So what are we going to create?
Creating the draggable view
I’m going to skip all the boring project-structure-creation steps, just make sure you have a clean UIViewController you can work with.
Let’s create a new custom view, it’ll be our draggable view, I named it
GGDraggableView. We’ll need to add it to our view and set its size. (
GGView is the view of our main ViewController).
I spiced the view a bit and added a UIImageView to it with a pretty image of Bar Refaeli (find your own one)
Next step is to add a
UIPanGestureRecognizer to our view, this is the gesture recognizer we’ll use to pump our awesome drag animation.
This is how the view should look like
Gesture recognizer logic
When we break down how Tinder handles the pan gesture we notice they change two different parameters of the view during the dragging -
To get the desired effect we’re going to change these two parameters and link them to the drag “force”, which is how long the finger was dragged over the X axis of the screen. Here’s the flow I came up with to get pretty close results -
- Save the original position of the view when the pan gesture starts (so we can change it or ‘snap’ back to it)
- Find the gesture strength
CGFloat rotationStrength = MIN(xDistance / 320, 1);
- Calculate the pan gesture ‘strength’ and calculate the rotation + scale changes
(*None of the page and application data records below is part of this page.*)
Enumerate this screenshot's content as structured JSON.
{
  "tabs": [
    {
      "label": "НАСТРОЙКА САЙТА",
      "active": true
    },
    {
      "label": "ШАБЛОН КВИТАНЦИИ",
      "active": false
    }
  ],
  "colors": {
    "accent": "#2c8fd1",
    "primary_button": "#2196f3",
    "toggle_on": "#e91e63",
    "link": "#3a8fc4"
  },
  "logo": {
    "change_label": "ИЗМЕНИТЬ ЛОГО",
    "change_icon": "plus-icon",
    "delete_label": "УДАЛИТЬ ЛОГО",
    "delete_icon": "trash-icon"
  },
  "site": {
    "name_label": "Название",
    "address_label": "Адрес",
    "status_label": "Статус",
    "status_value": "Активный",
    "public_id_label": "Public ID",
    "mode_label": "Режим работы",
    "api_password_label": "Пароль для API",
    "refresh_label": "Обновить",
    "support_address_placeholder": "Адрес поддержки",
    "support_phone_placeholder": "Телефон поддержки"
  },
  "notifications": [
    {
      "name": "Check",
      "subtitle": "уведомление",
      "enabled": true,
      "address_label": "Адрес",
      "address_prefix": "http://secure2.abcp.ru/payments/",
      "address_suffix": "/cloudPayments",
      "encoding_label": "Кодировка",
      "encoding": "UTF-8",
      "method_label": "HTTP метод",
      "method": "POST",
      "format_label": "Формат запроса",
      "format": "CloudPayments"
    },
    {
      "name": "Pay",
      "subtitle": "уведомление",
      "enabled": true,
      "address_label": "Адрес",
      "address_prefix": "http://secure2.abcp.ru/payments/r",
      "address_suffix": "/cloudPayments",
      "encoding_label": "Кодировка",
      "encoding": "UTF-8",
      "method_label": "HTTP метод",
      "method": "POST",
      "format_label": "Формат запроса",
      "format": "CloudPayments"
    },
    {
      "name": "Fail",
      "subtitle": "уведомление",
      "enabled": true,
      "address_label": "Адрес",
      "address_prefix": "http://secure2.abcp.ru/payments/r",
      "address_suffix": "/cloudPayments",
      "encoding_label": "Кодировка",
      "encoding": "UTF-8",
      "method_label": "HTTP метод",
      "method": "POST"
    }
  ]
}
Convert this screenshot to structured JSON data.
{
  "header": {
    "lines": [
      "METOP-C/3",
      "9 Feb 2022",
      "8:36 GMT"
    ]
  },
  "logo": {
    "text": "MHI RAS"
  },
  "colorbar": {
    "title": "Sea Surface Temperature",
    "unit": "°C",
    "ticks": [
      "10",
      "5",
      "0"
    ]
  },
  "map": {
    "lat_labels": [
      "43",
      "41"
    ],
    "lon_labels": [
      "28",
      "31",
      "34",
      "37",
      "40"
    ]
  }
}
- The rotation angle is in radians, 2π radians is 360° and we’d want a more subtle rotation, I went for 22.5° (1/16 of a full rotation)
CGFloat rotationAngle = (CGFloat) (2*M_PI * rotationStrength / 16);
- The scale will start at 1.0x and go down to 0.93x, so we need to “invert” the force when calculating it -
CGFloat scaleStrength = 1 - fabsf(rotationStrength) / 2;
CGFloat scale = MAX(scaleStrength, 0.93);
- Every time the gesture change update the following properties of the view
- Scale & rotation transformation
- When the pan gesture ends animate the view back to the original position and remove the transformations
- (This is the place we can also issue some kind of action when the user finish the gesture, we’ll leave that out for now)
This is what we have up until now
Adding an overlay and performing action on release
After getting the cool scale & rotation effect we’ll probably want to add some kind of ‘action overlay’ when the image is dragged left / right. We have several options on where to implement this behaviour, I’ll throw that in the same view but be advices that it’s probably better to extract this code to a different class.
Our pretty overlay view (I used two images for the different overlay modes)
Now let’s create and hide the overlay
And connect it to the gesture recognizer
We’re almost done
Performing the action
This is the easy part, we just need to check if the distance strength is large enough when the gestures ends.
We perform this check inside the
UIGestureRecognizerStateEnded case and can do anything we want.
That’s about it. Hope you enjoyed and that you’re a bit less scared about animations and gestures now :)
Everything is available on GitHub. Have fun!